In the second part of the workshop, a system for the annotation of Italian collocation errors in learner texts will be presented and discussed. The error annotation is performed on the Longitudinal Corpus of Chinese Learners of Italian (LoCCLI ). This part of the workshop will specifically focus on the following key aspects of error annotation, which are particularly challenging in the case of collocations:


- choosing target hypotheses;
- coherently assigning categories to collocation errors;
- interpreting recurring collocation errors.

The interest of the workshop lies mostly in the different perspectives from which the practice of error annotation is approached: in the first part, the annotation is aimed at integrating and improving CALL systems, and the specific uses of a learner corpus for EFL/ESL instructors are in focus in the presentation; in the second part, it is intended to detect and analyse a specific area of difficulty for learners, with the aim of providing useful data to improve our knowledge on learner behaviour. Another benefit of the workshop lies in the focus on two different second languages, which can raise interesting problems and propose new challenges for those interested in error annotation.

Will participants need to bring their own devices?

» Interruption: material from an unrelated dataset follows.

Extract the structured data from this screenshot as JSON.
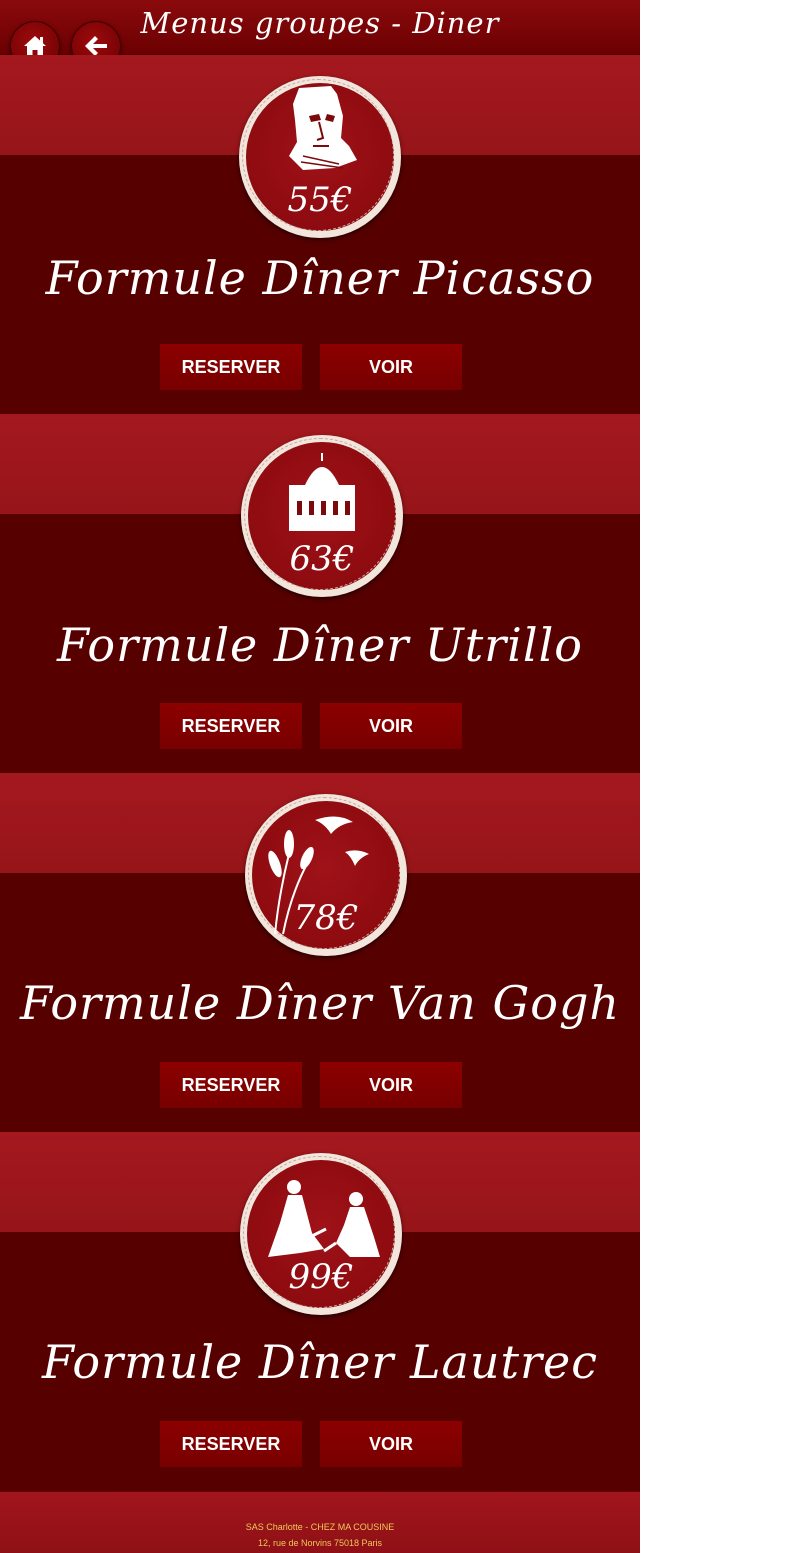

Yes, the use of laptops is encouraged. There are no requirements regarding the operating system, and there is no need to install special software, but everyone will need a modern web browser, preferably Google Chrome. No special requirements as far as the choice of Windows or Mac is concerned.

References

Abel, A., Konecny, C. & Autelli, E. (2015). Annotation and Error Analysis of Formulaic Sequences in an L2 Learner Corpus of Italian. Proceedings of LCR2015, Cuijk/Nijmegen (NL), 11-13 September 2015.


Granger, Sylviane (2003). The international corpus of learner English: a new resource for foreign language learning and teaching and second language acquisition research. In: Tesol Quarterly, 2003, 538-546.


Hovy, Eduard (2015). Corpus Annotation. In Ruslan Mitkov (Ed.) The Oxford Handbook of Computational Linguistics, 2nd edition, 2015.


Leech, Geoffrey (2015). Adding linguistic annotation. In Developing linguistic corpora : a guide to good practice. Oxbow Books, Oxford, 2015, pp. 17-29.


Lüdeling, A. & Hirschmann, H. (2015). Error annotation systems. In S. Granger, G. Gilquin & F. Meunier (Eds.),The Cambridge Handbook of Learner Corpus Research, Cambridge: Cambridge University Press, pp. 135-158.


Lyashevskaya, O., Vinogradova, O., Panteleeva, I. (2017). Multi-Level Student Essay Feedback In A Learner Corpus In: Computational Linguistics and Intellectual Technologies 16, v.1, 2017, pp. 382-396.


Vinogradova, Olga (2016). The Role and Applications of Expert Error Annotation in a Corpus of English Learner Texts. In: Computational Linguisitics and Intellectual Technologies Ussue 15 (22) International Conference “Dialogue 2016” Proceedings, pp. 740-751.